Early in Apart (2012), American poet Catherine Taylor’s formally hybrid meditation on the first visit she made as an adult to South Africa (the country of her birth), the poem’s narrating persona (Taylor; let us dispense with that critical-rhetorical vocabulary hereafter) recalls overhearing a disagreement about race and identity on the streets of Cape Town. A flower seller and customer argue about the promise of the new nation, and Taylor remarks uneasily: “They are at an impasse” (16). Taylor’s book-length meditation on trauma and inheritance asks what it means to attempt to recuperate a sense of identity linked to a place one cannot in conscience call entirely one’s own, but which is central to one’s family’s history.[i] Concomitantly, Apart ponders how a new communal identity might be forged in the aftermath of a period of collective trauma – in this case, apartheid (and the colonial era that preceded it). Unspoken in the encounter described above, however, is the question of language: in what tongue is the business of belonging in a new political – and temporal-affective – order to be worked through? For if English (the language of Taylor’s family, new life in the United States, and Apart) is also the lingua franca of the reconstituted nation state, it is only one of South Africa’s eleven official spoken and written languages, not including sign-language; according to the 2011 Census, English is only the fourth most widely spoken first language, well behind isiZulu, isiXhosa, and Afrikaans (Lehohla 23-25).[ii] Of these, Afrikaans was almost certainly the first language of Taylor’s flower seller, implicitly coded as Coloured.[iii] It was likely not the language of her customer, implicitly Black. Why does this matter, and why should such figures find themselves at an “impasse”?

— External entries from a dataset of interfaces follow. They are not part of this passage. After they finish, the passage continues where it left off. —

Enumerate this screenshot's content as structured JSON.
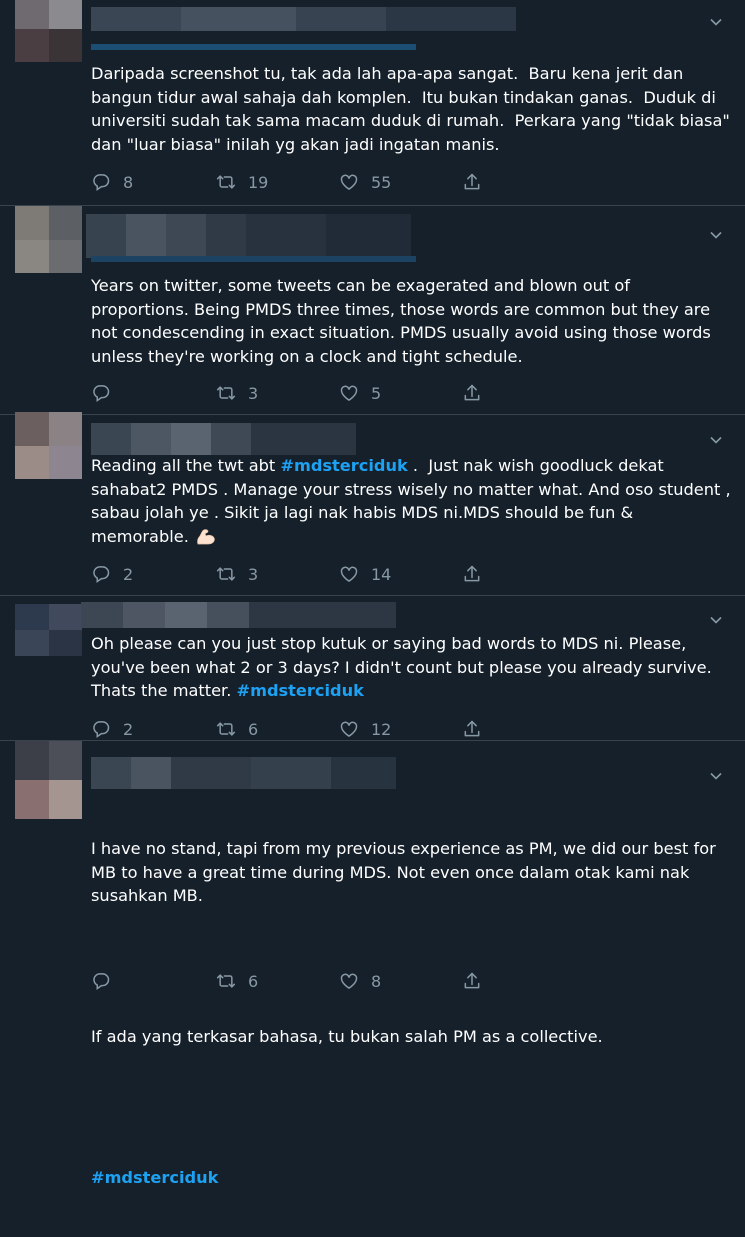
{
  "tweets": [
    {
      "paragraphs": [
        {
          "text": "Daripada screenshot tu, tak ada lah apa-apa sangat.  Baru kena jerit dan bangun tidur awal sahaja dah komplen.  Itu bukan tindakan ganas.  Duduk di universiti sudah tak sama macam duduk di rumah.  Perkara yang \"tidak biasa\" dan \"luar biasa\" inilah yg akan jadi ingatan manis."
        }
      ],
      "replies": "8",
      "retweets": "19",
      "likes": "55"
    },
    {
      "paragraphs": [
        {
          "text": "Years on twitter, some tweets can be exagerated and blown out of proportions. Being PMDS three times, those words are common but they are not condescending in exact situation. PMDS usually avoid using those words unless they're working on a clock and tight schedule."
        }
      ],
      "replies": "",
      "retweets": "3",
      "likes": "5"
    },
    {
      "pre": "Reading all the twt abt ",
      "hashtag": "#mdsterciduk",
      "post": " .  Just nak wish goodluck dekat sahabat2 PMDS . Manage your stress wisely no matter what. And oso student , sabau jolah ye . Sikit ja lagi nak habis MDS ni.MDS should be fun & memorable. ",
      "emoji": "flexed-biceps-emoji",
      "replies": "2",
      "retweets": "3",
      "likes": "14"
    },
    {
      "pre": "Oh please can you just stop kutuk or saying bad words to MDS ni. Please, you've been what 2 or 3 days? I didn't count but please you already survive. Thats the matter. ",
      "hashtag": "#mdsterciduk",
      "replies": "2",
      "retweets": "6",
      "likes": "12"
    },
    {
      "para1": "I have no stand, tapi from my previous experience as PM, we did our best for MB to have a great time during MDS. Not even once dalam otak kami nak susahkan MB.",
      "para2": "If ada yang terkasar bahasa, tu bukan salah PM as a collective.",
      "hashtag": "#mdsterciduk",
      "replies": "",
      "retweets": "6",
      "likes": "8"
    }
  ],
  "icons": {
    "reply": "reply-icon",
    "retweet": "retweet-icon",
    "like": "like-icon",
    "share": "share-icon",
    "more": "chevron-down-icon"
  },
  "colors": {
    "background": "#15202b",
    "text": "#ffffff",
    "muted": "#8899a6",
    "hashtag": "#1da1f2",
    "divider": "#38444d"
  }
}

[i] Taylor’s mother had been an anti-apartheid activist in the women’s Black Sash movement.
[ii] The figures were reported as 11,587,374 (isiZulu, 22.7% of the population), 8,154,258 (isiXhosa, 16%), 6,855,082 (Afrikaans, 13.5%), 4,892,623 (English, 9.6%, only marginally ahead of Sepedi’s 4,618,576, constituting 9.1%) (Lehohla 23-24). In only two of South Africa’s nine provinces did English have more first-language speakers than Afrikaans: Gauteng (including Johannesburg and Pretoria, where the difference was less than a percentage point); and KwaZulu-Natal (where the margin was 13.2 to 1.6%, both greatly outnumbered by isiZulu’s 77.8%) (Lehohla 25).

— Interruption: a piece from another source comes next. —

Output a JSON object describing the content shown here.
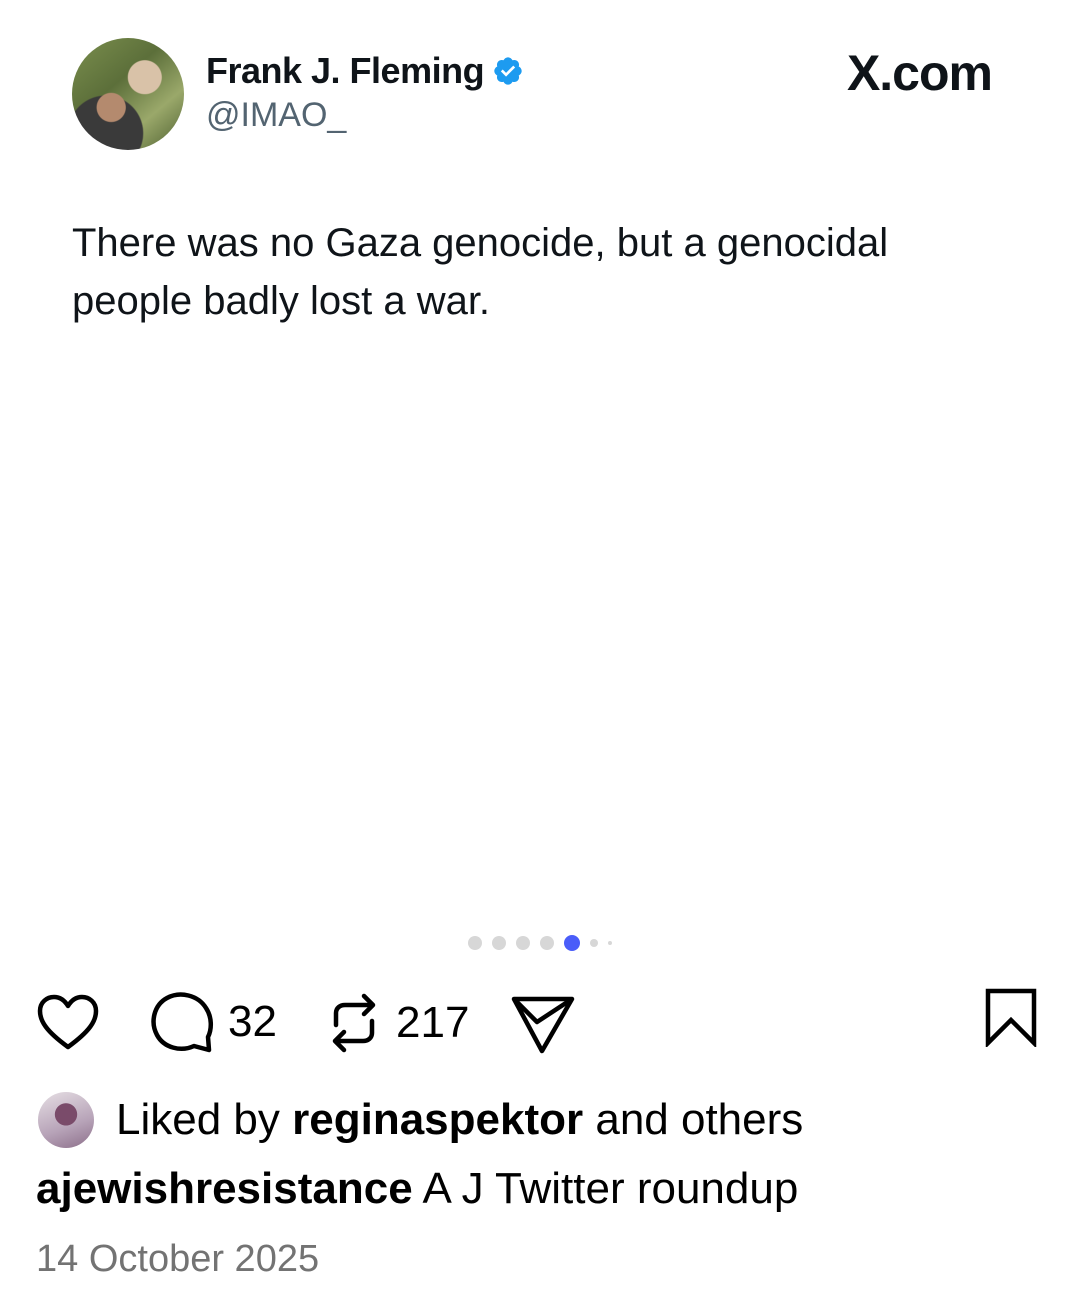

[iii] A complicated and contested term variously naming autochthonous peoples who do not identify as Black African, in addition to mixed-race people having indigenous, Black African, white, and/or south-east Asian ancestry. Note the South African English spelling to differentiate from the loaded term “Colored,” with its particular US history. While Coloured (capitalized) is a term often associated with apartheid classificatory logic (and law), coloured (lowercase) was during the middle and later 1990s used more frequently as a term of self- and communal identification. See Attridge and Attwell (xvii) for an example of how standard reference texts have engaged with the difficult legacies of the term for literary scholarship. The logic of denying the term an uppercase initial letter in the age of Black Lives Matter seems to this author to require revisiting, and it is capitalized throughout this essay, while subject to the caveat that it does not reflect a commitment to the use of terms of racial differentiation. It serves in the imperfect interim not to refuse to notice that racial, ethnic, and cultural variety exists, but to draw attention to the fact that a range of identifiable characteristics continues to affect life experience.